TASK OBJECTIVE:
Among the records, which lines include "Reply"? List them.

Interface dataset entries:
■ ■ ■
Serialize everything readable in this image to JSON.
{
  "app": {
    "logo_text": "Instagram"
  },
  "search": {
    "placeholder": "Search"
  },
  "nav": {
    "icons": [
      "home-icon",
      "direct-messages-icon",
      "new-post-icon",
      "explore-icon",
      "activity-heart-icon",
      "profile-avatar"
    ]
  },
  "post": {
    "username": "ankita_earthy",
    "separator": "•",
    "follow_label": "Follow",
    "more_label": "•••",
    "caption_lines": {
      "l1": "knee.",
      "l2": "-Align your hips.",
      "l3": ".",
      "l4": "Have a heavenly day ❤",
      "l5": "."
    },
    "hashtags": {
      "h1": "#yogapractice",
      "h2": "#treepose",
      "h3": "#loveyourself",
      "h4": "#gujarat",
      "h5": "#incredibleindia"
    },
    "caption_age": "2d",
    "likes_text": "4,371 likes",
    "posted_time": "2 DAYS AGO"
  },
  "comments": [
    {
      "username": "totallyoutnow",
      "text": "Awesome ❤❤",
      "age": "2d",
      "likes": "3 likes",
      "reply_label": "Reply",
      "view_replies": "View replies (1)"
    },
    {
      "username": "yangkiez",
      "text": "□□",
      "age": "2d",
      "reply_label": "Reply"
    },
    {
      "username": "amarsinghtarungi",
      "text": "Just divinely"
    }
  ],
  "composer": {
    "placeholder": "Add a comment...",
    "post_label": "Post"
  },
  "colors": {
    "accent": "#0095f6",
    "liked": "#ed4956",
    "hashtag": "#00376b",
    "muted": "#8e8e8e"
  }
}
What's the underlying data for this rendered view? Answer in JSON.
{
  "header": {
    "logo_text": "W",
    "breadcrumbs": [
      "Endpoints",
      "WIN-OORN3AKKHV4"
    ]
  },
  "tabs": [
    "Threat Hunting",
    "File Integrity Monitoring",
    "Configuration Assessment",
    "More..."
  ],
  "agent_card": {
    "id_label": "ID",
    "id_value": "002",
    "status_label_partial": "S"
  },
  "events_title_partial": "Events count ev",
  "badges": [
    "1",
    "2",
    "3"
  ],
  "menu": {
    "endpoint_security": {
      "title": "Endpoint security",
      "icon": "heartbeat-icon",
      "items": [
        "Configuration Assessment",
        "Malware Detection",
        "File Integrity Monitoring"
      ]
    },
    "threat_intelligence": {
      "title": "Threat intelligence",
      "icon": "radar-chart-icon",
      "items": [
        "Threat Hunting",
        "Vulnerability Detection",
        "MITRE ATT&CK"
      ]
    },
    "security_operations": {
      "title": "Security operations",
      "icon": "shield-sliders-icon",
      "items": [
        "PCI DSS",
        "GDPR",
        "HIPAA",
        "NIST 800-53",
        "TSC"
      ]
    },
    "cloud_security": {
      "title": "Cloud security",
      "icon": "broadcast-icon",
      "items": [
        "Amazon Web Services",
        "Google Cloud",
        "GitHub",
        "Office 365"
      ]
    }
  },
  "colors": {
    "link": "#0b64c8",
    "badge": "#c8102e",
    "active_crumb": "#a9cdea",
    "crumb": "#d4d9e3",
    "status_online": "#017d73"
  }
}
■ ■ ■
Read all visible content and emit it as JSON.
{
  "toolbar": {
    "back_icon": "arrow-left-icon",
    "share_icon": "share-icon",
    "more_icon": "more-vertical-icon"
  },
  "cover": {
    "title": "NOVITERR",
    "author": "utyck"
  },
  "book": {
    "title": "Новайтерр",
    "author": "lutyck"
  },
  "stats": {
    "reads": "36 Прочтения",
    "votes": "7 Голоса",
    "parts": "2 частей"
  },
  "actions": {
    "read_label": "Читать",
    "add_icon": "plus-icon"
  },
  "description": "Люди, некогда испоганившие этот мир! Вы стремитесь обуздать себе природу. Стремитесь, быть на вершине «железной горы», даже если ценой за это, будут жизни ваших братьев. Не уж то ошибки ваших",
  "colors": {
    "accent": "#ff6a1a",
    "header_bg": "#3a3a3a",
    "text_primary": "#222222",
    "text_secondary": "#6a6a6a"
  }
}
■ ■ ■
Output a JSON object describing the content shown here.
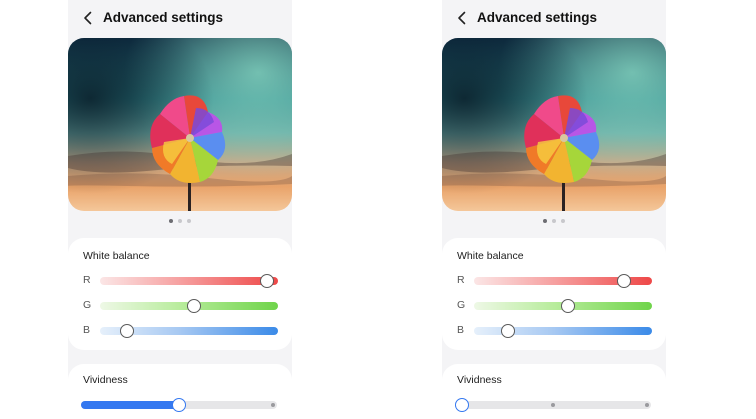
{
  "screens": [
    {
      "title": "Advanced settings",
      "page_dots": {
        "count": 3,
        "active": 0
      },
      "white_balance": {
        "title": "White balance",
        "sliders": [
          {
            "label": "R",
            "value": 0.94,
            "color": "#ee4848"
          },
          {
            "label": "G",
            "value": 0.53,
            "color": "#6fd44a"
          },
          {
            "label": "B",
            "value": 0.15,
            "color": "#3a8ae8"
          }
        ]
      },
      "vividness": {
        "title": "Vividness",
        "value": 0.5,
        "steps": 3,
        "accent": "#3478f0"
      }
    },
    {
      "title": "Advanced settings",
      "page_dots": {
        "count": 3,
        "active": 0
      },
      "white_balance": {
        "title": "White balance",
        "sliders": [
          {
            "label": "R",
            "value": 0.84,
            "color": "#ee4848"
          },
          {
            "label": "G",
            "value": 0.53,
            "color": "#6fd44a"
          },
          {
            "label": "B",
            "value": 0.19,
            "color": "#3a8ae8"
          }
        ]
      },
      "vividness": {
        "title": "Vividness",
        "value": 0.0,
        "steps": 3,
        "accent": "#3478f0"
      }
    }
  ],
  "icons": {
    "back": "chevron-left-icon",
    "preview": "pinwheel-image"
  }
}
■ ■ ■
SOLUTION:
      "reply_label": "Reply",
      "reply_label": "Reply"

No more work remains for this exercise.